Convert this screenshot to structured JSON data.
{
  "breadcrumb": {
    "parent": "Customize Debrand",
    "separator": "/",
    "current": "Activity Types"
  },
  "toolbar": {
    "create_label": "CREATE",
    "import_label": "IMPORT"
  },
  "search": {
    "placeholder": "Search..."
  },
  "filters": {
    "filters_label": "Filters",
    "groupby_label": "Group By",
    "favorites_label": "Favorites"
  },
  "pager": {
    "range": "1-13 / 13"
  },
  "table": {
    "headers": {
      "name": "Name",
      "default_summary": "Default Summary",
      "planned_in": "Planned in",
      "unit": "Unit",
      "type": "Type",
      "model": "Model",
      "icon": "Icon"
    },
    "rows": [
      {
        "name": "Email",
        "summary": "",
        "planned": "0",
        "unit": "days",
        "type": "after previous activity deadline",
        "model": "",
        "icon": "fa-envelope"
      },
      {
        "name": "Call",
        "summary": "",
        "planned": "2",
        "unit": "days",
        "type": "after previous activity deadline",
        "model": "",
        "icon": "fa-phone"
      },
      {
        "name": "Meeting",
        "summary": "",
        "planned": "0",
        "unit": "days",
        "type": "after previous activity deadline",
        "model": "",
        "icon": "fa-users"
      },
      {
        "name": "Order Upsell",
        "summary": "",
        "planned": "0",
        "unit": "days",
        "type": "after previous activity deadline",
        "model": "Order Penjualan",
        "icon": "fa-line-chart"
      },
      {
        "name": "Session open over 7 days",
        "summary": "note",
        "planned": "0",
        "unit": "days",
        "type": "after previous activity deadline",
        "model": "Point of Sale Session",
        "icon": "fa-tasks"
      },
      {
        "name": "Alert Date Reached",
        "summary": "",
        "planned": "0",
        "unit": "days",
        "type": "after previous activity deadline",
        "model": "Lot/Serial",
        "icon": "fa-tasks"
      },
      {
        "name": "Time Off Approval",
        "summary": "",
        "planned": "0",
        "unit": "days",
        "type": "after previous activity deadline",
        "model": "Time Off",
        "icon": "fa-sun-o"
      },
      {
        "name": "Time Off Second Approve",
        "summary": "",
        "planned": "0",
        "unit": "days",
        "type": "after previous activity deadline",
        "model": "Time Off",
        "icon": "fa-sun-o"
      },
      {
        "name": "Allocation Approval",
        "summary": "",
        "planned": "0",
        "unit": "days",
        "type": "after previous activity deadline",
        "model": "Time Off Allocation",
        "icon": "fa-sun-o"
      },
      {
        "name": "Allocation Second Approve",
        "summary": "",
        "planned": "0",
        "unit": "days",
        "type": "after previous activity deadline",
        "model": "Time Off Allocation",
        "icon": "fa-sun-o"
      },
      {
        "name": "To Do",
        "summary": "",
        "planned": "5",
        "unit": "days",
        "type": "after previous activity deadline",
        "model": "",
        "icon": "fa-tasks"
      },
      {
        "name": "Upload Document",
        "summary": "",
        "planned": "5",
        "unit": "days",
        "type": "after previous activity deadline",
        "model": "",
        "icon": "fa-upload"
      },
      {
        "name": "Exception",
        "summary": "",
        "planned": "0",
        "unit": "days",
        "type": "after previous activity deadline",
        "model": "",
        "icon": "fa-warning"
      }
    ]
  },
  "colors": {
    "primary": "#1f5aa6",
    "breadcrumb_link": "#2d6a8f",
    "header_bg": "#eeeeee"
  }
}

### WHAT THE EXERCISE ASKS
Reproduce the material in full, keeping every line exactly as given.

### ANSWER TO THE PROBLEM
Convert this screenshot to structured JSON data.
{
  "breadcrumb": {
    "parent": "Customize Debrand",
    "separator": "/",
    "current": "Activity Types"
  },
  "toolbar": {
    "create_label": "CREATE",
    "import_label": "IMPORT"
  },
  "search": {
    "placeholder": "Search..."
  },
  "filters": {
    "filters_label": "Filters",
    "groupby_label": "Group By",
    "favorites_label": "Favorites"
  },
  "pager": {
    "range": "1-13 / 13"
  },
  "table": {
    "headers": {
      "name": "Name",
      "default_summary": "Default Summary",
      "planned_in": "Planned in",
      "unit": "Unit",
      "type": "Type",
      "model": "Model",
      "icon": "Icon"
    },
    "rows": [
      {
        "name": "Email",
        "summary": "",
        "planned": "0",
        "unit": "days",
        "type": "after previous activity deadline",
        "model": "",
        "icon": "fa-envelope"
      },
      {
        "name": "Call",
        "summary": "",
        "planned": "2",
        "unit": "days",
        "type": "after previous activity deadline",
        "model": "",
        "icon": "fa-phone"
      },
      {
        "name": "Meeting",
        "summary": "",
        "planned": "0",
        "unit": "days",
        "type": "after previous activity deadline",
        "model": "",
        "icon": "fa-users"
      },
      {
        "name": "Order Upsell",
        "summary": "",
        "planned": "0",
        "unit": "days",
        "type": "after previous activity deadline",
        "model": "Order Penjualan",
        "icon": "fa-line-chart"
      },
      {
        "name": "Session open over 7 days",
        "summary": "note",
        "planned": "0",
        "unit": "days",
        "type": "after previous activity deadline",
        "model": "Point of Sale Session",
        "icon": "fa-tasks"
      },
      {
        "name": "Alert Date Reached",
        "summary": "",
        "planned": "0",
        "unit": "days",
        "type": "after previous activity deadline",
        "model": "Lot/Serial",
        "icon": "fa-tasks"
      },
      {
        "name": "Time Off Approval",
        "summary": "",
        "planned": "0",
        "unit": "days",
        "type": "after previous activity deadline",
        "model": "Time Off",
        "icon": "fa-sun-o"
      },
      {
        "name": "Time Off Second Approve",
        "summary": "",
        "planned": "0",
        "unit": "days",
        "type": "after previous activity deadline",
        "model": "Time Off",
        "icon": "fa-sun-o"
      },
      {
        "name": "Allocation Approval",
        "summary": "",
        "planned": "0",
        "unit": "days",
        "type": "after previous activity deadline",
        "model": "Time Off Allocation",
        "icon": "fa-sun-o"
      },
      {
        "name": "Allocation Second Approve",
        "summary": "",
        "planned": "0",
        "unit": "days",
        "type": "after previous activity deadline",
        "model": "Time Off Allocation",
        "icon": "fa-sun-o"
      },
      {
        "name": "To Do",
        "summary": "",
        "planned": "5",
        "unit": "days",
        "type": "after previous activity deadline",
        "model": "",
        "icon": "fa-tasks"
      },
      {
        "name": "Upload Document",
        "summary": "",
        "planned": "5",
        "unit": "days",
        "type": "after previous activity deadline",
        "model": "",
        "icon": "fa-upload"
      },
      {
        "name": "Exception",
        "summary": "",
        "planned": "0",
        "unit": "days",
        "type": "after previous activity deadline",
        "model": "",
        "icon": "fa-warning"
      }
    ]
  },
  "colors": {
    "primary": "#1f5aa6",
    "breadcrumb_link": "#2d6a8f",
    "header_bg": "#eeeeee"
  }
}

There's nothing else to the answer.